[Dataset rows for apps and sites]
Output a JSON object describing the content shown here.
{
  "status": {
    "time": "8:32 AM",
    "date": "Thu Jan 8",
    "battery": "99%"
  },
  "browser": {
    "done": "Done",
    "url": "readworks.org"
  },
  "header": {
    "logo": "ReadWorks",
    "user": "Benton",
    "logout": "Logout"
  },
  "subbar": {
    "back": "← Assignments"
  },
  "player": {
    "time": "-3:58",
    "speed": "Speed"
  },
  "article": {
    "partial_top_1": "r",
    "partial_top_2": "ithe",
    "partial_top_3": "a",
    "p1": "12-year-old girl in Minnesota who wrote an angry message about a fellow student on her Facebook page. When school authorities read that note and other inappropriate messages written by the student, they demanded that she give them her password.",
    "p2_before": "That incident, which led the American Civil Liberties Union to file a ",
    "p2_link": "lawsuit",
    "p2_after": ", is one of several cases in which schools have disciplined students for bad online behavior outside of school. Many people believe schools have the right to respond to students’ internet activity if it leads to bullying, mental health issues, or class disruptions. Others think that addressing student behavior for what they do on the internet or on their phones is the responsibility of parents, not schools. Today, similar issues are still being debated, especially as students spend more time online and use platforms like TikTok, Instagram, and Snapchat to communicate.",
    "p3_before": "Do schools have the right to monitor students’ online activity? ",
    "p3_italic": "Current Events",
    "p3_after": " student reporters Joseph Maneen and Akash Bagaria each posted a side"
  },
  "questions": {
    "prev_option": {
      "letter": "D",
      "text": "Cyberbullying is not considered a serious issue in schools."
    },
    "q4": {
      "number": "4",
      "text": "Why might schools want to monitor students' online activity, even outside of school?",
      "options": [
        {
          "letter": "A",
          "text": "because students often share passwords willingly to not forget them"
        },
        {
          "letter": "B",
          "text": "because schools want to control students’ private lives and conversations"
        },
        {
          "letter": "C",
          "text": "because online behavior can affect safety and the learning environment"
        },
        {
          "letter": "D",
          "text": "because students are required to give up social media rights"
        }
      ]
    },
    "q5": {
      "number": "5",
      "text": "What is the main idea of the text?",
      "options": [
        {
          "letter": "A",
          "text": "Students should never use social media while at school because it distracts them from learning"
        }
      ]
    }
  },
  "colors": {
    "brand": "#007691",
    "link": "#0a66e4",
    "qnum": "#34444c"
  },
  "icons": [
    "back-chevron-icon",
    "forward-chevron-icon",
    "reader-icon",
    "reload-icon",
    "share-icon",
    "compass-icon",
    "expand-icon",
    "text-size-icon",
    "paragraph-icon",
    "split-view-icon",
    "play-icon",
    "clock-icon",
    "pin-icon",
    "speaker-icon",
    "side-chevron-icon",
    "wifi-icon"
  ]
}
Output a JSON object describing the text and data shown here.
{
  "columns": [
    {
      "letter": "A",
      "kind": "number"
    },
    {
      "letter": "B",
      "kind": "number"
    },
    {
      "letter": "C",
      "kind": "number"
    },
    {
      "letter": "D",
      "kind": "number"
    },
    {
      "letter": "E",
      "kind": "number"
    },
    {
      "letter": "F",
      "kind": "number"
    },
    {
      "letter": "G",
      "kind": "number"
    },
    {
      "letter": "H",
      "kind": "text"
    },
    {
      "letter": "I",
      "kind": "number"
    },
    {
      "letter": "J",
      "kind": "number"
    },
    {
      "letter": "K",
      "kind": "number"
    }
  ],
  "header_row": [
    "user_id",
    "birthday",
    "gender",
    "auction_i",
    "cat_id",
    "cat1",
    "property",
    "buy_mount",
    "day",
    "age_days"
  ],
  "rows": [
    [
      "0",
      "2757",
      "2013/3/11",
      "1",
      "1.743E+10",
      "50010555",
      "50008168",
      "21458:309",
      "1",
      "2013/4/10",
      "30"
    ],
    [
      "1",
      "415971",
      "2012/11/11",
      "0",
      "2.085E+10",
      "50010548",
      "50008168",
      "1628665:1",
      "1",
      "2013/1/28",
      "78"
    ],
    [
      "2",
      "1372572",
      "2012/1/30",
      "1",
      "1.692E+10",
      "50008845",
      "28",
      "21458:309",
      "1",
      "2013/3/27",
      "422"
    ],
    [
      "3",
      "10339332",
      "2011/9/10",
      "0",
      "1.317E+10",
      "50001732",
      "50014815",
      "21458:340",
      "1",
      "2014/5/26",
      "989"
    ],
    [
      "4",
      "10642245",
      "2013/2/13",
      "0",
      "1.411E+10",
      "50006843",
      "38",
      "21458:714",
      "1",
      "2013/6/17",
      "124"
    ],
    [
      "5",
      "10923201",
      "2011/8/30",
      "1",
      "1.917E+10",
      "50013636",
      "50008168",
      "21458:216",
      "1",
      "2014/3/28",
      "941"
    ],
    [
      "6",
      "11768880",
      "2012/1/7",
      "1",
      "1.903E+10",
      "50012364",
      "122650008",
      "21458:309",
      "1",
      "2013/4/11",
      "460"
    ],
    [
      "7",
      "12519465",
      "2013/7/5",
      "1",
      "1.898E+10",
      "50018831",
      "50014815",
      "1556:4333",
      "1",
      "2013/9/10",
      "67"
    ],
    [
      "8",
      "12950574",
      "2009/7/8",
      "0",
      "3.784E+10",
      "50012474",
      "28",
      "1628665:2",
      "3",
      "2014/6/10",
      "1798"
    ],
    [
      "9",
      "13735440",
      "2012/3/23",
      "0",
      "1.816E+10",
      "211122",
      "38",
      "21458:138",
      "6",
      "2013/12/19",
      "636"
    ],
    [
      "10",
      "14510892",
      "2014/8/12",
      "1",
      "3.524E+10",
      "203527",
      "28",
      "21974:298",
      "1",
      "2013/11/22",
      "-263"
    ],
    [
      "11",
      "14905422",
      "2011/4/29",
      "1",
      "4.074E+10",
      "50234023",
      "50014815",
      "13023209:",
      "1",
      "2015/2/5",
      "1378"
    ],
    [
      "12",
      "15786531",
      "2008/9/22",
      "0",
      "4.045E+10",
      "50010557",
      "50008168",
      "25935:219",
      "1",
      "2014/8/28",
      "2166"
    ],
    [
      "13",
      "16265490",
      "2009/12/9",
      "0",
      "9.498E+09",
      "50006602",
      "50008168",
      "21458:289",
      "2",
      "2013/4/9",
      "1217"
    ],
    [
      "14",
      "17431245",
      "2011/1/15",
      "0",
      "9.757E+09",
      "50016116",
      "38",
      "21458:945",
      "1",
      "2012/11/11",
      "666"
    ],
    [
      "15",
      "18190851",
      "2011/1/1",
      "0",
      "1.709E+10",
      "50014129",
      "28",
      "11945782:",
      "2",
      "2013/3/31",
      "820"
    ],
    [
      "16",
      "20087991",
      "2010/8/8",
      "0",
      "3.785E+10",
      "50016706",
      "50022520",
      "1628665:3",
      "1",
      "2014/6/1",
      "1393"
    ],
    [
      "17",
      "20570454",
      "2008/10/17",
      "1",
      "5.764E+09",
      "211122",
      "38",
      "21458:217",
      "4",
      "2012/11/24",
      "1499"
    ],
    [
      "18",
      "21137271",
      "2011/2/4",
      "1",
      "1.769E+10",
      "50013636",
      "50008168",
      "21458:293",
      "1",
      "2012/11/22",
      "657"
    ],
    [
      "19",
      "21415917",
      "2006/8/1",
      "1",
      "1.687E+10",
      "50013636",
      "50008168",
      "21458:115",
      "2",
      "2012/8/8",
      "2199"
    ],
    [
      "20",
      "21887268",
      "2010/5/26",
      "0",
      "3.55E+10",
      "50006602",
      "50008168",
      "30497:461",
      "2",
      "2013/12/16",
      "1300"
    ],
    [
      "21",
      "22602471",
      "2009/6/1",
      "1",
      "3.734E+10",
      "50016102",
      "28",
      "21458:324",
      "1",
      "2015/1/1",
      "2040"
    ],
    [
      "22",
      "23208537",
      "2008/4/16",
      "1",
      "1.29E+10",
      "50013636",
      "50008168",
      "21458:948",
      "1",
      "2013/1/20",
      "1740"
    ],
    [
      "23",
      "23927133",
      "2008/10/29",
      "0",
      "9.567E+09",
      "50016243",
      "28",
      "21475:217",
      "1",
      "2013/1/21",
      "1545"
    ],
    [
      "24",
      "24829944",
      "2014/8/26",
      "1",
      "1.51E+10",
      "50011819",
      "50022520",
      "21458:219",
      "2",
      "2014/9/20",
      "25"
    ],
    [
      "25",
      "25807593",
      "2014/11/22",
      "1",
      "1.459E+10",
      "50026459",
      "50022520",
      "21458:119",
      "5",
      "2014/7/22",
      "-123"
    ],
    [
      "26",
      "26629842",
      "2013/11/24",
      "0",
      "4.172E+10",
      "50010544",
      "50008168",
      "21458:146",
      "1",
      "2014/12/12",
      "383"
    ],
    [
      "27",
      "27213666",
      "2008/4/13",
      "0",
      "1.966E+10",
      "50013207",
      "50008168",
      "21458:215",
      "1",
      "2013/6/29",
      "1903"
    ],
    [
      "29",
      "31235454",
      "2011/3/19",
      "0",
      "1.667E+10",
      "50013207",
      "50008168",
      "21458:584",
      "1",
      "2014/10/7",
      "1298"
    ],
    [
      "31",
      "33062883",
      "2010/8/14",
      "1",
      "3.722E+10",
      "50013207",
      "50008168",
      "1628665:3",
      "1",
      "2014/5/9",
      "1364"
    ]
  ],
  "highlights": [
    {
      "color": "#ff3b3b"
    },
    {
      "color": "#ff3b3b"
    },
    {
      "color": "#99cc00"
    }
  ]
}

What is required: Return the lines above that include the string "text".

Response box:
      "text": "Cyberbullying is not considered a serious issue in schools."
      "text": "Why might schools want to monitor students' online activity, even outside of school?",
          "text": "because students often share passwords willingly to not forget them"
          "text": "because schools want to control students’ private lives and conversations"
          "text": "because online behavior can affect safety and the learning environment"
          "text": "because students are required to give up social media rights"
      "text": "What is the main idea of the text?",
          "text": "Students should never use social media while at school because it distracts them from learning"
    "text-size-icon",
Output a JSON object describing the text and data shown here.
      "kind": "text"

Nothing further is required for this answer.